The definitions of childhood, child and, by extension, children’s literature have changed greatly over time. In Europe, there were times when the child was considered an incomplete adult who had to gain as soon as possible the moral values and others characteristics of adulthood and, to help children achieve these, the world was presented to them right as it was, without sweetening or masking it in any way. However, in the early twentieth century, the prevailing idea was that the child was an innocent being who had to be protected from the cruel reality of the world and, to protect children, some books were extremely adapted (even unhappy ends were changed), just to spare the children the harshness and pain of life.

Today, the definition of these concepts also differs between cultures. There are cultures that protect children still; in others children just cannot break the rules set by adults; others think that children should not identify in the book anything foreign to them, their world, their environment; all must be familiar to them or otherwise they will lose interest in the story.

Johnny likes peanut butter. Four words. A direct statement. It could not be more straight forward. Well, how would you translate this short sentence? Think about it and keep reading. We will see if when done reading you would do it otherwise.

“The translation of children’s literature is very easy. What challenge could pose the translation of a couple of lines that do nothing but complement a picture whatsoever?” This idea is shared not only by people completely outside the translation industry, but also by translators specialized in other fields and even adult literature translators.

Easy? There is nothing further from the truth. Even the simplest sentence can pose several challenges, apart from those common to any translation. Countless papers have been written on translation of children’s literature and currently there are different theories advocating for diametrically opposed approaches.

In practice, in a given country, the translation of children’s literature is typically restricted to books coming from closely related cultures, with which the readers can feel identified because the socio-cultural structure they reflect is very similar to theirs. Thus, once the whole set of literature from completely different cultures has been dismissed, the challenges the translator faces, in the form of cultural references, are still plenty.

With specific regard to the currently agreed aims of translation of children’s literature, these are contradictory: to widen the children’s understanding of other cultures and environments, to make more literature available to children, to contribute to the development of the children’s set of values and to offer the children a text they can understand given their limited knowledge. The first aim, and maybe the second too, would justify fidelity to the source text, while the third and fourth would ask for some degree of adaptation. Why wouldn’t a young reader from Spain understand that Johnny, a boy who lives very far away and speaks English, likes peanut butter, some sort of spread paste made from peanuts? But, on the other side, what is the need for stopping reading to ask how the boy’s name is pronounced or what peanut butter is, if the sentence “A Juanito le gusta el chocolate” does not affect the plot or the end of the story?

Some theoreticians believe that translators of children’s literature can allow themselves more freedom than their colleagues specialized in literature for adults, provided they stick to the following two principles:

  • Liberty to adjust the text so that it is appropriate and useful to the child, and always in accordance with what society deems “good for the child”.
  • Liberty to adjust the plot, the characters, and even the language to the child’s level of reading abilities and comprehension.
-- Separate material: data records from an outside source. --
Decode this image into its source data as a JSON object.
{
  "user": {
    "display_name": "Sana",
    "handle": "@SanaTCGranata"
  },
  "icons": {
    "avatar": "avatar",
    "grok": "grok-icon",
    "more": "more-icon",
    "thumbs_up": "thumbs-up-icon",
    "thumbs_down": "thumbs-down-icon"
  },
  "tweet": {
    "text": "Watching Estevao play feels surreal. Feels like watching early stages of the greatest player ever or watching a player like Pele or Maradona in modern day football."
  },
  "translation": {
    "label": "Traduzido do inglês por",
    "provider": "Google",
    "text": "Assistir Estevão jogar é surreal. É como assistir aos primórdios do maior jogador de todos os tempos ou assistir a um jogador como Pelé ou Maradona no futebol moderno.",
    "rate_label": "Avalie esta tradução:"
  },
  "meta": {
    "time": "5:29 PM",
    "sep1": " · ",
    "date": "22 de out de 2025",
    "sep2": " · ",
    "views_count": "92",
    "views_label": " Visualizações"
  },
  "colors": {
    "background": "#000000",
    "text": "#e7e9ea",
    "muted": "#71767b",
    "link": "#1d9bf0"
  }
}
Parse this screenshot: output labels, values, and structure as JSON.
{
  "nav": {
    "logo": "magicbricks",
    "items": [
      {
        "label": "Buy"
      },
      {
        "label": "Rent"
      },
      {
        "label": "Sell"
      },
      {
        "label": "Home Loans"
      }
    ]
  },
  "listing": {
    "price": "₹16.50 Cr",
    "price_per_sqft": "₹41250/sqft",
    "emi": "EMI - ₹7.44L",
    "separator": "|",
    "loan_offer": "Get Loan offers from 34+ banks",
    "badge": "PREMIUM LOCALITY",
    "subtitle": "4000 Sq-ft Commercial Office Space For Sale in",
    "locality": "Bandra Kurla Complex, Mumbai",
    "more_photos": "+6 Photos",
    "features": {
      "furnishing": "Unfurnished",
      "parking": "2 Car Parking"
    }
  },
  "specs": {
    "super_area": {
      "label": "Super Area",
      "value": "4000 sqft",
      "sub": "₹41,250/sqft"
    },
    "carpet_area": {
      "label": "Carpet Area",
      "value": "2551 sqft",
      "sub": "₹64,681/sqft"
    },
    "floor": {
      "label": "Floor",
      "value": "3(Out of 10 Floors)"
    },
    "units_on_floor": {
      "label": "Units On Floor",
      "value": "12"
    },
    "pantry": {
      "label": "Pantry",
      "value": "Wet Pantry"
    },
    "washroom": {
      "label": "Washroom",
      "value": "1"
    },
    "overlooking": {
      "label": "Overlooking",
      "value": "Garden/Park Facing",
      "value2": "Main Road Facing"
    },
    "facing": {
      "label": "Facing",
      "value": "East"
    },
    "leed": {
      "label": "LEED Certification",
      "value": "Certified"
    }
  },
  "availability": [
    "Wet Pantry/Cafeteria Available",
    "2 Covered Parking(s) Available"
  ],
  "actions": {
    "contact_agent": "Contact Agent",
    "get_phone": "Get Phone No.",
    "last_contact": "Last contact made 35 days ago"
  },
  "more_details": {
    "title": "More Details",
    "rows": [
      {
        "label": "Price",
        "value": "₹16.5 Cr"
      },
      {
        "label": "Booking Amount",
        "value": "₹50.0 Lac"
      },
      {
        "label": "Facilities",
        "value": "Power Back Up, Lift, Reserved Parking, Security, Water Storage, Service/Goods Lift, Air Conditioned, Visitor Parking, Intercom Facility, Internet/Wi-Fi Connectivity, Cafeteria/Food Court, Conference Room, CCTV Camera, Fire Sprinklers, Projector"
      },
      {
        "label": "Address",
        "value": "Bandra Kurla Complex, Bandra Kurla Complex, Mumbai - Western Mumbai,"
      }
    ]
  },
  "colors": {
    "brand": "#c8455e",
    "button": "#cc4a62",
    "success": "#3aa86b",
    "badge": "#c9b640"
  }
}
In Spain, several studies have been conducted in order to establish which one of the two approaches is more appropriate, if respect for the source text or adaptation to the target culture. If they asked me, I would declare myself in favor of children knowing other cultures, of course; and I have no problem answering the questions my girls may have regarding what children in other parts of the world eat, as I answer their questions on Spanish meals and other things they do not know about either. However, this empiric study (link down) drew my attention. It was conducted in two schools, in Granada and Madrid, with three groups of 7-year old children. Each group read one of three versions of the same book: a foreignisating version (totally loyal to the original text and, therefore, to the source culture), a domesticating version (completely adjusted to the target culture) and a combined version (translation published, from which the two other versions were created manipulating the text in one or the other direction). Children then answered two questionnaires, one on reading comprehension and another on motivation and memory, both of them focused on people names and nicknames and other cultural references such as meals and currencies. The study conclusions, mentioned below, make me reconsider my first impulsive answer:

  • Reading texts where people names have been translated boosts the child ability to recall what was read, and the identification with the target culture.
  • Reading translated texts with unknown (foreign) cultural references hinders the overall comprehension and memory process in younger children.

Johnny likes peanut butter.